Data shows certain personality traits are linked to a COPD patient's likelihood of active or sedentary behaviors.
A recognition of the associations between chronic obstructive pulmonary disease (COPD) patient personality and their physical activity levels could result in more individualized interventions for their care, according to new research.
In new data presented virtually at the European Respiratory Society (ERS) 2020 Congress this week, a team of France-based investigators showed particular disparities in mean COPD patient physical activities and sedentary behavior.
The team, led by Dr. Pauline Caille, of the Clinic of Souffle and EuroMov Digital Health in Motion at the University of Montpellier, sought to interpret the unique relationships between personality traits and physical health behaviors among patients with COPD. As they noted, physical activity and sedentary behaviors are among the main predictors of COPD mortality.
“However, COPD patients are less active and more sedentary than individuals with other chronic disease,” they wrote. “Therefore, there is a need to better understand the predictors of these behaviors.”
Personality traits, as per greater neuroticism, lower extraversion, and a lowered openness to experience are linked to lesser physical activity. Greater neuroticism, along with lowered conscientiousness, have been associated with more sedentary behaviors.
To learn to what extent these personality associations may influence COPD patients, Caille and colleagues assess 108 patients based on their traits, physical activity, and sedentary behavior.
Investigators’ evaluations included the French version of the Big Five Inventory Questionnaire—for measuring openness, conscientiousness, extraversion, agreeableness, and neuroticism—as well as the Simple Physical Activity Questionnaire and Sedentary Behavior Questionnaire.
Their mean patient population was 68.3 years old (±8.8 years), with 43.5% being female. Mean patient forced expiratory volume over 1 second (FEV1) was 49.8% (±22.6).
Mean patient-reported physical activity was 69.3 (±118.1) minutes per week, while sedentary behavior was 583.6 (±168.2) minutes per day. As per categorization criteria of physical activity, investigators reported 68% were considered inactive.
Investigators observed that greater neuroticism in patients with COPD was significantly associated with lesser physical activity and more sedentary behavior (P <.05). Conscientiousness, adversely, was positively correlated with physical activity.
Patients with higher agreeableness were less likely to be sedentary during the week (P <.01).
As per control variables (patient FEV1, sex, age, and body mass index [BMI]), investigators did not observe any significant differences between active and inactive patients with COPD. They were unable to predict patient likelihood of activity or inactivity based on personality trait results.
The team concluded they had observed a relation between COPD patient personality and their involvement in physical activity and sedentary behavior. They suggested the findings could help better understand how certain factors could be targeted in rehabilitation efforts.

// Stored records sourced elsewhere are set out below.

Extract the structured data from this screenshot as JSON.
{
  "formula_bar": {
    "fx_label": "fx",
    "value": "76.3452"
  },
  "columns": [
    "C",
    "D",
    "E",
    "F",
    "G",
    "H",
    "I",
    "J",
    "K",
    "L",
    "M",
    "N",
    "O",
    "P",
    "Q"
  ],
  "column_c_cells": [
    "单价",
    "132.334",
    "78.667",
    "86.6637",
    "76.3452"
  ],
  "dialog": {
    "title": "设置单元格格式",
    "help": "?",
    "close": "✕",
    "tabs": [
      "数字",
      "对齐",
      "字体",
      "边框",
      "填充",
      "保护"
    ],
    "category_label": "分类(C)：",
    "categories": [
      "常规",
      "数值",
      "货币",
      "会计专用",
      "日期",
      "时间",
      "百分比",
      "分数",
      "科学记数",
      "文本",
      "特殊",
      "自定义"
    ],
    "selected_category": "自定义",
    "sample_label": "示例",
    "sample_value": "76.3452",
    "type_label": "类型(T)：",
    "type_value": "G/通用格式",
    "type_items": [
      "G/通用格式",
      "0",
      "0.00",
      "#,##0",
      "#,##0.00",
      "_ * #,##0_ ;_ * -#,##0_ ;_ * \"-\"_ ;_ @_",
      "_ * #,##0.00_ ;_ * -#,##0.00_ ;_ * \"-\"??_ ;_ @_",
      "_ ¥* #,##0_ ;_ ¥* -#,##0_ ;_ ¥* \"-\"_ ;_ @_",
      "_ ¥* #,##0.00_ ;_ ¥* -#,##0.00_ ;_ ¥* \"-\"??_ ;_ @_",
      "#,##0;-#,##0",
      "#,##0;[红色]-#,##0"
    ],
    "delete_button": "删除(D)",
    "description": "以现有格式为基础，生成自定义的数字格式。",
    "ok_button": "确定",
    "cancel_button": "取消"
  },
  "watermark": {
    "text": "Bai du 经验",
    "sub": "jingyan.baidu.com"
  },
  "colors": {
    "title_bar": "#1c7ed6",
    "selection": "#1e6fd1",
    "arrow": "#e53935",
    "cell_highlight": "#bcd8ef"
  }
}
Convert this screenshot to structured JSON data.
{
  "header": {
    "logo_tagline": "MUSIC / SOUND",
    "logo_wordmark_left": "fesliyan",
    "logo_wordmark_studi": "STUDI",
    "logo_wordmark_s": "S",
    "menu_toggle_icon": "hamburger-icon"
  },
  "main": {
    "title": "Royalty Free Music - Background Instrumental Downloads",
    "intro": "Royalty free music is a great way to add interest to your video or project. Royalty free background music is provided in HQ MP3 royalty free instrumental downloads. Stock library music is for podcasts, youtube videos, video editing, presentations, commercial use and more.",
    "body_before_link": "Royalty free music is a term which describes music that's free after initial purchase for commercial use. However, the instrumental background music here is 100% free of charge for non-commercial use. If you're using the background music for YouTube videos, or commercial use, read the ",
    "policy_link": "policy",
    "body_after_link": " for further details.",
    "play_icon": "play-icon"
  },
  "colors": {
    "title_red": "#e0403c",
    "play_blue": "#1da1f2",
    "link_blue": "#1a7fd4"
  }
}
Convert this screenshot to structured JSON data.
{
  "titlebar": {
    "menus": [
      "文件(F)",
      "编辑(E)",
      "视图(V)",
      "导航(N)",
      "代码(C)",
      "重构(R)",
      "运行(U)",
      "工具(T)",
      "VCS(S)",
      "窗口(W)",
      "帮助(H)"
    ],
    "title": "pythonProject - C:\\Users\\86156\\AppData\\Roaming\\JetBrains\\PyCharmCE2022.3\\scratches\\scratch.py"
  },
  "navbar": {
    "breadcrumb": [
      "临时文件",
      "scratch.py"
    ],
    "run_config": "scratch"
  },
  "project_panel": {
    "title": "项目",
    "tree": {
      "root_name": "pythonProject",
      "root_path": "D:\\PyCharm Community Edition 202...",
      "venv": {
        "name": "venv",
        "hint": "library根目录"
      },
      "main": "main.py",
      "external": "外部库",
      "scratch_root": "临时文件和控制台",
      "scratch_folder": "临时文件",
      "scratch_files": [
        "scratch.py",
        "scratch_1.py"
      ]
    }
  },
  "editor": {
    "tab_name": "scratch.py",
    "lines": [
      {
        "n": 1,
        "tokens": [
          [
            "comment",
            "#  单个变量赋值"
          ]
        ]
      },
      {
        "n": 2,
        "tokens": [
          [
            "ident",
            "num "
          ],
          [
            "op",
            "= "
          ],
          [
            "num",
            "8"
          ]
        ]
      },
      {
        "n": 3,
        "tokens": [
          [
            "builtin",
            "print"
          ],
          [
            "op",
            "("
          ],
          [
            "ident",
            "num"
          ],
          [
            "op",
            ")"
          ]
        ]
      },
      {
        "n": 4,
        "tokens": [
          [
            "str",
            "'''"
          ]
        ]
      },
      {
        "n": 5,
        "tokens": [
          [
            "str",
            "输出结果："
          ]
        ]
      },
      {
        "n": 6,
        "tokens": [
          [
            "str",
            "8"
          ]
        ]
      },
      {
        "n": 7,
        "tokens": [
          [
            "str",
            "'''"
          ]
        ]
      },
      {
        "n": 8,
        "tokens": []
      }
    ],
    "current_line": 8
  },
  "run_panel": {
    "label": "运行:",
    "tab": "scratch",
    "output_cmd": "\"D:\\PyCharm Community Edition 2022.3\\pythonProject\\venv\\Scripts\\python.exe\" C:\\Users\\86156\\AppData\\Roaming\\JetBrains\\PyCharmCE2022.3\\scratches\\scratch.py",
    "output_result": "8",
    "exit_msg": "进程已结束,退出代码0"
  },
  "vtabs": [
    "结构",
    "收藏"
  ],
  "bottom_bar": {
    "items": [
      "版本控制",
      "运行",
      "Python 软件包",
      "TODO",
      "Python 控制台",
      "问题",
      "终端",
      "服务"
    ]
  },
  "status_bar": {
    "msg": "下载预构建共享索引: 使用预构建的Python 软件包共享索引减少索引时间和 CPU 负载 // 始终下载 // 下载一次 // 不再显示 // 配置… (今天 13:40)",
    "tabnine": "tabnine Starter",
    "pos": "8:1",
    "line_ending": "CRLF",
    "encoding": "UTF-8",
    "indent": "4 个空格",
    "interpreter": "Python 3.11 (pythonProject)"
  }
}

“Our results open up new research perspectives, in particular, it would be interesting to identify if personality traits could predict the evolution of these health behaviors following pulmonary rehabilitation,” they wrote.
The study, “Personality traits, physical activity and sedentary behaviors in patients with chronic pulmonary diseases,” was presented at ERS 2020.